Faisal Kawoosa | GM, Research & Consulting, Cyber Media Research & Services Ltd
‘In all things, be man’ the motto of his school (CMS Tyndle Biscoe School, Srinagar) has come a long way. In his mid thirties, Faisal Kawoosa is a General Manager, Research & Consulting, Cyber Media Research & Services Limited where he leads the Telecommunication and ESDM practices. In this role he is responsible for planning and implementation of research and consulting in these domains. Under him, CMR has expanded its research in these domains and have successfully executed projects beyond India. He is aiming at taking CMR as a research and consulting partner for companies in new geographies in South East Asia and Africa. His expertise is in conceptualization of new research products and consulting on complex consulting domains. A avid technology writer and regularly contributes to leading media brands including Voice and Data, Dataquest, CiOL, ET Telecom and RFID Journal Faisal spends most of his time work out of the Valley.
Extracts from an interaction with Swati Shukla, Head Content, www.TheCherryTree.in
You have been an integral part in developing India’s first ESDM Incubation Centre? Tell us about your experience your inspiration?
It has been one of the complex assignments in my career. ESDM in itself being complex and diverse brings in so many challenges. It has been a great learning experience and is definitely a proud and humbling moment for me to be associated with such a national importance project. Unfortunately, at this juncture I cannot share more than this. I am engaged with this project since conceptualization and currently supports in execution.
You have achieved so much in life how much do you owe back your success to Kashmir and its grooming?
I feel it’s just the beginning. I feel it’s no different place than rest of the country in equipping one’s self to become successful. I believe environment has a great impact on the overall development of an individual. Kashmir being a valley has a message for all of us, with so many mountains around there is always a lesson for anybody to learn. The most important being that there is a summit and one has to be steady and persistent to reach out there.
Did you have to struggle along when you started your career?
As part of a growing process, I would say definitely a big ‘yes’. I am of the view that with the world becoming a very competitive place, one has to look for your space and there starts the process of struggle. But, nevertheless, this makes you self-driven and enterprising individual.
Which area in Kashmir do you come from? Do you have any specific childhood memories to share with us?
I was born and brought up in Srinagar. Though, now living at a third residence since birth. Unfortunately, my generation was an unlucky one and the memories we have aren’t worth sharing. We can only pray that the generations to come, don’t see those years of turmoil which were part of our generations growing days story.
You have lived, studied and worked in Kashmir, how different is it to work in Kashmir than rest of the country?
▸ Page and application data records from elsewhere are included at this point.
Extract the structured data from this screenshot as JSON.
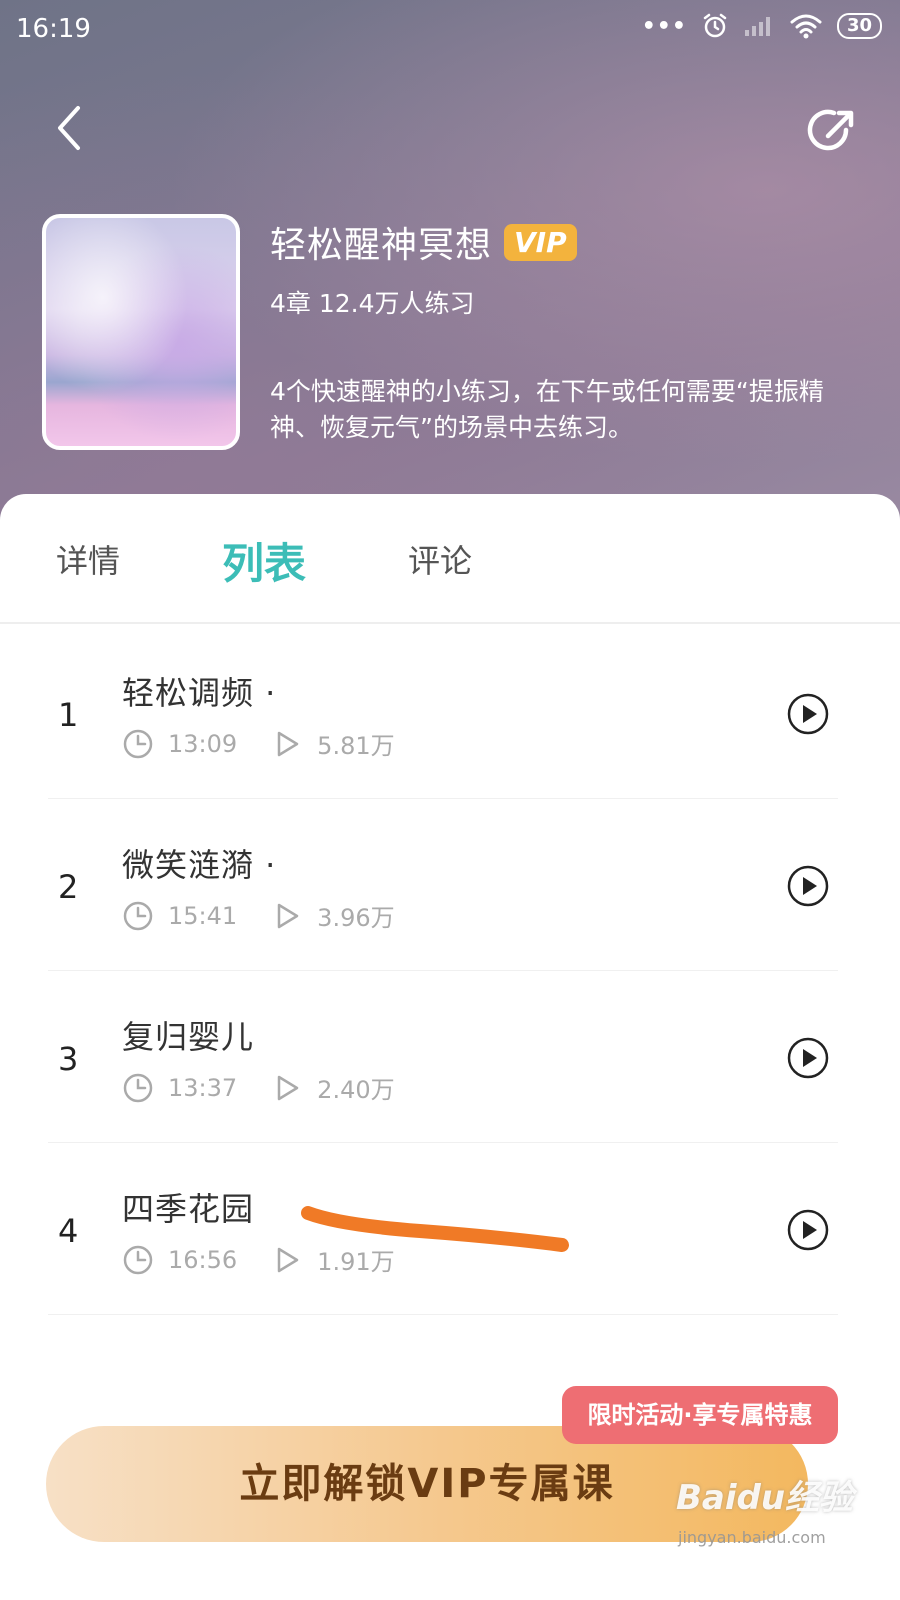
{
  "status_bar": {
    "time": "16:19",
    "dots": "•••",
    "battery": "30"
  },
  "course": {
    "title": "轻松醒神冥想",
    "badge": "VIP",
    "meta": "4章 12.4万人练习",
    "description": "4个快速醒神的小练习，在下午或任何需要“提振精神、恢复元气”的场景中去练习。"
  },
  "tabs": [
    {
      "label": "详情"
    },
    {
      "label": "列表"
    },
    {
      "label": "评论"
    }
  ],
  "tracks": [
    {
      "number": "1",
      "title": "轻松调频 ·",
      "duration": "13:09",
      "plays": "5.81万"
    },
    {
      "number": "2",
      "title": "微笑涟漪 ·",
      "duration": "15:41",
      "plays": "3.96万"
    },
    {
      "number": "3",
      "title": "复归婴儿",
      "duration": "13:37",
      "plays": "2.40万"
    },
    {
      "number": "4",
      "title": "四季花园",
      "duration": "16:56",
      "plays": "1.91万"
    }
  ],
  "promo": {
    "tag": "限时活动·享专属特惠",
    "button": "立即解锁VIP专属课"
  },
  "watermark": {
    "logo": "Baidu经验",
    "url": "jingyan.baidu.com"
  },
  "colors": {
    "accent": "#3cbdb7",
    "vip_badge": "#f3b33d",
    "promo_tag": "#ee6e73",
    "unlock_button": "#f3b85f"
  }
}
Work is work. And when you mean it, it is same anywhere. But, yes I wish the work here becomes more organised and systematic. Till the time professionalism does not become part of our work culture, the organisations you work with are not going to scale up and emerge. Perhaps this is one of the reasons why we don’t see enterprises growing here in structure and as an organization of with a brand identity. No doubt the businesses in Kashmir has evolved a lot and we have private limited companies with a respectable turnover to talk about. But if you ask me, are they ready to go public. In the current situation, I would really have to think very hard.
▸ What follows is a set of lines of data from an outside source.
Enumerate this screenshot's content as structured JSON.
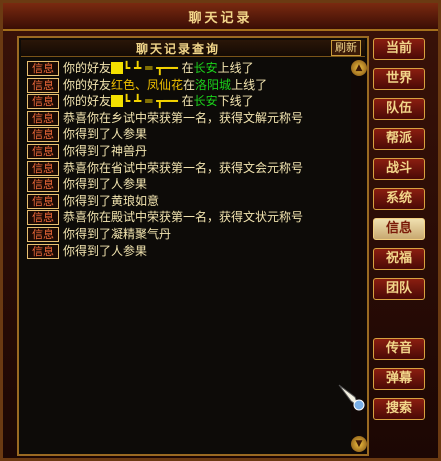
{
  "window": {
    "title": "聊天记录"
  },
  "query": {
    "title": "聊天记录查询",
    "refresh_label": "刷新"
  },
  "colors": {
    "accent": "#d8a240",
    "tag": "#f06a3a",
    "text": "#f3e5b0",
    "place": "#1bd11b",
    "name": "#f0c000"
  },
  "messages": [
    {
      "tag": "信息",
      "parts": [
        {
          "t": "你的好友"
        },
        {
          "icon": "name-glyph-icon"
        },
        {
          "t": "┗ ┻ ═ ┳━━ ",
          "c": "c-yellow"
        },
        {
          "t": "在"
        },
        {
          "t": "长安",
          "c": "c-green"
        },
        {
          "t": "上线了"
        }
      ]
    },
    {
      "tag": "信息",
      "parts": [
        {
          "t": "你的好友"
        },
        {
          "t": "红色、凤仙花",
          "c": "c-gold"
        },
        {
          "t": "在"
        },
        {
          "t": "洛阳城",
          "c": "c-green"
        },
        {
          "t": "上线了"
        }
      ]
    },
    {
      "tag": "信息",
      "parts": [
        {
          "t": "你的好友"
        },
        {
          "icon": "name-glyph-icon"
        },
        {
          "t": "┗ ┻ ═ ┳━━ ",
          "c": "c-yellow"
        },
        {
          "t": "在"
        },
        {
          "t": "长安",
          "c": "c-green"
        },
        {
          "t": "下线了"
        }
      ]
    },
    {
      "tag": "信息",
      "parts": [
        {
          "t": "恭喜你在乡试中荣获第一名，获得文解元称号"
        }
      ]
    },
    {
      "tag": "信息",
      "parts": [
        {
          "t": "你得到了人参果"
        }
      ]
    },
    {
      "tag": "信息",
      "parts": [
        {
          "t": "你得到了神兽丹"
        }
      ]
    },
    {
      "tag": "信息",
      "parts": [
        {
          "t": "恭喜你在省试中荣获第一名，获得文会元称号"
        }
      ]
    },
    {
      "tag": "信息",
      "parts": [
        {
          "t": "你得到了人参果"
        }
      ]
    },
    {
      "tag": "信息",
      "parts": [
        {
          "t": "你得到了黄琅如意"
        }
      ]
    },
    {
      "tag": "信息",
      "parts": [
        {
          "t": "恭喜你在殿试中荣获第一名，获得文状元称号"
        }
      ]
    },
    {
      "tag": "信息",
      "parts": [
        {
          "t": "你得到了凝精聚气丹"
        }
      ]
    },
    {
      "tag": "信息",
      "parts": [
        {
          "t": "你得到了人参果"
        }
      ]
    }
  ],
  "side_buttons": [
    {
      "label": "当前",
      "name": "tab-current",
      "active": false
    },
    {
      "label": "世界",
      "name": "tab-world",
      "active": false
    },
    {
      "label": "队伍",
      "name": "tab-team",
      "active": false
    },
    {
      "label": "帮派",
      "name": "tab-guild",
      "active": false
    },
    {
      "label": "战斗",
      "name": "tab-battle",
      "active": false
    },
    {
      "label": "系统",
      "name": "tab-system",
      "active": false
    },
    {
      "label": "信息",
      "name": "tab-info",
      "active": true
    },
    {
      "label": "祝福",
      "name": "tab-blessing",
      "active": false
    },
    {
      "label": "团队",
      "name": "tab-group",
      "active": false
    },
    {
      "label": "传音",
      "name": "transmit-button",
      "active": false
    },
    {
      "label": "弹幕",
      "name": "danmaku-button",
      "active": false
    },
    {
      "label": "搜索",
      "name": "search-button",
      "active": false
    }
  ]
}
With time, the culture is one part of life which gets compromised and it become a challenge to retain this part of your life. How do you keep the culture of Kashmir alive?
Culture is essential ingredient of our identity. I believe if it is passed on to the next generation, it is alive. Though my kids are just starting off in their lives, I feel I have passed on some elements to them already. For instance language, cuisine and attire. So, my short answer would I have already taken baby steps and would continue doing as time passes.
Any anecdotes of Kashmir that you would like to share?
There would be many. But the storyline is same. And to me that is HOPE.
What is your message to the new generation who wants to be a part of this new dynamic industry?
ESDM specifically and manufacturing in general is all about perseverance and consistency. You have also to be clearer in fundamentals and processes. So, apart from thinking of being disruptive by bringing in creative ideas also keep your fundamentals strong.
Do you think that the youth in Kashmir has a huge potential and with right guidance and training can make a great difference in the country‘s economy? If yes then please share some changes/ steps that you would like the government or private institutions should take?
First, I think everyone must recognize the achievements of the youth of this State. One has to realize in how difficult environment the youth from the Valley have studied, pursued their dreams and achieved whatever possibly they could. There are definitely lots of things that need improvement. And on the priority would be education. That needs a complete revamp.